- Electrical wiring directly to the floor box as part of an electrical circuit, similar to how wall sockets are wired
- Wired from an underfloor electrical busbar with a 3-5m electrical tail terminated directly to the box
The advantage of the second method is the busbar connection end can be unplugged easily and with no electrical isolation, and the box and lead can be moved to another floor on a similar busbar elsewhere in the office.
When wiring a floor box, it is essential to ensure that the outlet’s circuit breaker is turned off. Then, connect the black wire to the brass terminal screw and the white wire to the silver terminal screw. Finally, connect the ground wire to the green ground screw. Tighten all of the screws securely and re-attach the cover plate. Turn on the circuit breaker and test the new outlet.
Are Electrical floor boxes safe? Yes, floor boxes are safe to use. They must be adequately grounded in order to reduce the risk of electrical shock. Floor boxes are also designed with a cover plate that helps to protect against accidental contact with the live wires inside. Always turn off the circuit breaker before working on wiring and follow all safety precautions.
What can I use instead of a floor box?
Several options exist to supply your working area with power and data instead of a floor box. However, these are generally only suitable for false floors
- Floor Grommets
- Modular Extension leads
- Standard Electrical Sockets
The floor grommet is a round access hole and can either be empty and provide access to the false floor or have electrical sockets in its faceplate. However, grommets generally only offer one or two sockets.
With an empty grommet, access to the subfloor is gained and electrical and data cabling options can be placed beneath the floor or brought up directly to the desk.
The options to bring through the grommets are a standard electrical socket on a double faceplate and backbox or a module extension lead with four sockets. Both options will come with a 5m lead and be wired directly back to the underground busbar as below. This method allows for great flexibility as you can bring the fly leads directly to where you want to and not have to have trailing leads to a floor box.
The final option is a standard electrical socket suited to being terminated directly on the floor. These electrical sockets come with a flip lid to cover the socket when not in use.
How do you remove a floor outlet box?
Floor boxes are generally used for the flexibility of moving desks and office space around. Therefore, when offices change the floor box, its false tile and its training lead all move together to the new location and the blank tile that is now redundant files the hole of the previous floor box.
In addition, floor boxes have a flush lid, so when not in use, they close smoothly, are easily walked over and don’t pose an obstruction.
However, if a floor box has to be removed with no replacement, then there are two scenarios
- Within a false floor

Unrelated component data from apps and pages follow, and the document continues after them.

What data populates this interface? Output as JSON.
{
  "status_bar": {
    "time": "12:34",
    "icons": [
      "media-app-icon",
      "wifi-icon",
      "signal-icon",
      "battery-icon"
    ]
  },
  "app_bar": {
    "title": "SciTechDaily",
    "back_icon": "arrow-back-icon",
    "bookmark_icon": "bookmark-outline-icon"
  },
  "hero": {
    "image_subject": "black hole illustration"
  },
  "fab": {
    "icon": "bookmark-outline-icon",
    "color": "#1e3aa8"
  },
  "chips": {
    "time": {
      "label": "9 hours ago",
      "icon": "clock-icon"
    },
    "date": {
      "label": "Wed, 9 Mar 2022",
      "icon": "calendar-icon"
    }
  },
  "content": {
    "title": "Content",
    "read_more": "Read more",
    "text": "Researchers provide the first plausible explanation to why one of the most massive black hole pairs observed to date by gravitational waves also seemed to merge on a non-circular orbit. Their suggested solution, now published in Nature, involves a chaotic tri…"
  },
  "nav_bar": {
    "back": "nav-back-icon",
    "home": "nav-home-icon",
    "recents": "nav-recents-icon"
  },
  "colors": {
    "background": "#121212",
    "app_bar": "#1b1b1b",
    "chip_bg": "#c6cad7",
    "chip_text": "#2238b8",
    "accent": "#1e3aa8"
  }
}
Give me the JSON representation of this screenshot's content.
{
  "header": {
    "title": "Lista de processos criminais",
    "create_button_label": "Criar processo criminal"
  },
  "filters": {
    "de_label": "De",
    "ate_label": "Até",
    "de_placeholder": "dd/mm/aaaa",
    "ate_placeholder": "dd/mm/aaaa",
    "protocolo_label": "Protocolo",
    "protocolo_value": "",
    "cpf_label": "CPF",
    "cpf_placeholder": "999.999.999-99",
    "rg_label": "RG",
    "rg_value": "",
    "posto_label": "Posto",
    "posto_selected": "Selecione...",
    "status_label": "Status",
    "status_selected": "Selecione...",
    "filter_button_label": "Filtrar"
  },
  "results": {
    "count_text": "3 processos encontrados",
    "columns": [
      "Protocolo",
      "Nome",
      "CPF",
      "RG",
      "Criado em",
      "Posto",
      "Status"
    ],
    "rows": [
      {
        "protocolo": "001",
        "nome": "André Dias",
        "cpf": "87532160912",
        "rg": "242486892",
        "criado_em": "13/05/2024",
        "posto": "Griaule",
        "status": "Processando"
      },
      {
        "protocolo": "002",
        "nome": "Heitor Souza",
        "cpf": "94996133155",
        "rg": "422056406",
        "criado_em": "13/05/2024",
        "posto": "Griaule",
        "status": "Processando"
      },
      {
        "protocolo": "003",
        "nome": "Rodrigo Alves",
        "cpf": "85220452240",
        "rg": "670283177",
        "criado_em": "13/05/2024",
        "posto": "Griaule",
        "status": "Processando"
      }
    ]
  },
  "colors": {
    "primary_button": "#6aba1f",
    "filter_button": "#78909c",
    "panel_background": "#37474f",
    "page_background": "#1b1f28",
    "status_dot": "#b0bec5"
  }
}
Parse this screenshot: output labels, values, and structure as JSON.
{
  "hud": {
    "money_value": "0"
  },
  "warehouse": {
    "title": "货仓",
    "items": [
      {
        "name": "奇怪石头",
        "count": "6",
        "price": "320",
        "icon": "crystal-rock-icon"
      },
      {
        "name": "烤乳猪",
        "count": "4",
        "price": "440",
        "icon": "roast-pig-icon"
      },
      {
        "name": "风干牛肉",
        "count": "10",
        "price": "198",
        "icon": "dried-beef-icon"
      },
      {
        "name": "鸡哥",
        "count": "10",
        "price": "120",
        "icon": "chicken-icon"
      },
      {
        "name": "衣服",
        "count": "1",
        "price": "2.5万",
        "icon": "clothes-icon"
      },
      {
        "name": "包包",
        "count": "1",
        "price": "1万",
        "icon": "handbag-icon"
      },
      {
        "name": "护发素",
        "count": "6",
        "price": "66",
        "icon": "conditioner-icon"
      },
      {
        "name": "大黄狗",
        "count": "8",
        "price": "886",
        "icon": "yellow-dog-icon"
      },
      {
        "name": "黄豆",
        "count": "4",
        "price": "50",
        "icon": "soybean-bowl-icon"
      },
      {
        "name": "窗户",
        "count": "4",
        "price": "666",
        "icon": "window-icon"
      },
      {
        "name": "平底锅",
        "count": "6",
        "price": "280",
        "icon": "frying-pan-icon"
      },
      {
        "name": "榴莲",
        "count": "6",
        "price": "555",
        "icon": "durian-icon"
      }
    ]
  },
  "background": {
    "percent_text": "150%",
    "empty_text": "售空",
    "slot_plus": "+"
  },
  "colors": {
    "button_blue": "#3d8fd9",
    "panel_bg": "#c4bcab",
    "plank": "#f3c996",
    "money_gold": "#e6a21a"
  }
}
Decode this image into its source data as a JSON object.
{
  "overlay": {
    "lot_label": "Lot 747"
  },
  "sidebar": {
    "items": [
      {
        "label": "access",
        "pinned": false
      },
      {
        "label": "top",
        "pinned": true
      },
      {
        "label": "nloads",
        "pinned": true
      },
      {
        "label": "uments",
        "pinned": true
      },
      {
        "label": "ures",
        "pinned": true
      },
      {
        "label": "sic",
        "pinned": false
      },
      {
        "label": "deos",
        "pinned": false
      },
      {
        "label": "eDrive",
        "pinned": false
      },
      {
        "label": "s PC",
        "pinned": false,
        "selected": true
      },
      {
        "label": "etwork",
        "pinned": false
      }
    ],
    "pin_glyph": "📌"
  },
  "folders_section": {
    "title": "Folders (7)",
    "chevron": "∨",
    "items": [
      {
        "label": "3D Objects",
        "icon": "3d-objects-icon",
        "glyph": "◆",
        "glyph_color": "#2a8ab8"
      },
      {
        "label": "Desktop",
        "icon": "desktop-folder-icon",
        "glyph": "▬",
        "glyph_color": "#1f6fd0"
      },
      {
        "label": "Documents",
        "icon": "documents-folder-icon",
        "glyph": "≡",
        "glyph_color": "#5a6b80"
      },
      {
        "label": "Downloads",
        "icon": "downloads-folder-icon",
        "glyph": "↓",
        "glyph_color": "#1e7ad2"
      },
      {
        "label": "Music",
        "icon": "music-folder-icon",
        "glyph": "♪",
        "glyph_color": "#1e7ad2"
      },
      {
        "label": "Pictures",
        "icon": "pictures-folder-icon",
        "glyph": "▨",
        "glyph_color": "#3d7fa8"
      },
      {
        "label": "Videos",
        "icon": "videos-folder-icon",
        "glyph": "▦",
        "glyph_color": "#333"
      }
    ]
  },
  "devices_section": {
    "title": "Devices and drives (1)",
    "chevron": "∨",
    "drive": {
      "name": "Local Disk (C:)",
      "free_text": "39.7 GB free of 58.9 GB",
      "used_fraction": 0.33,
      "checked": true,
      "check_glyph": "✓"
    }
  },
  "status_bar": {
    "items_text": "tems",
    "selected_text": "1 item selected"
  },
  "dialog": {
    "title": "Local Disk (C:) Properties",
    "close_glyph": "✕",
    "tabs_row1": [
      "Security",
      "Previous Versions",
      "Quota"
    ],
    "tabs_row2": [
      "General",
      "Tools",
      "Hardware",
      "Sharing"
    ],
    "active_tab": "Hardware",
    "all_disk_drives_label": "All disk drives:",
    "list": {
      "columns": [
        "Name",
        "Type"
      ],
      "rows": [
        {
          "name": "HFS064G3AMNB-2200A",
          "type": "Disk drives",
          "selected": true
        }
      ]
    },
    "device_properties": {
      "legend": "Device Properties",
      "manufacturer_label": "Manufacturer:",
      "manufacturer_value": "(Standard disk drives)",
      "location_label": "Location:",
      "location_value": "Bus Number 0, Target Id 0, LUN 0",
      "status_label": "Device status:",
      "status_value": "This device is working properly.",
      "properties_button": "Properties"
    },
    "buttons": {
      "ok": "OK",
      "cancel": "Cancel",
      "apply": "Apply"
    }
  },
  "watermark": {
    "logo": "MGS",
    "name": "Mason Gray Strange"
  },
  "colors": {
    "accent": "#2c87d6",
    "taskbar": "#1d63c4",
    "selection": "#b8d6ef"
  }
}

The floor box will be removed, and the false tile will now have a floor box hole in the middle of it. Therefore, a new tile will be required to fill the tile hole.
Once the tile has been replaced, a new carpet tile will also be required to cover the area
2. Within a solid floor
In this scenario, the floor cannot be moved, so the removal of a floor box will result in a hole left in the solid floor.
A replacement piece of wood will need to be cut and secured within the hole and reinforced so it’s not dislodged.
Finally, as mentioned above, a new carpet will be required to cover the area.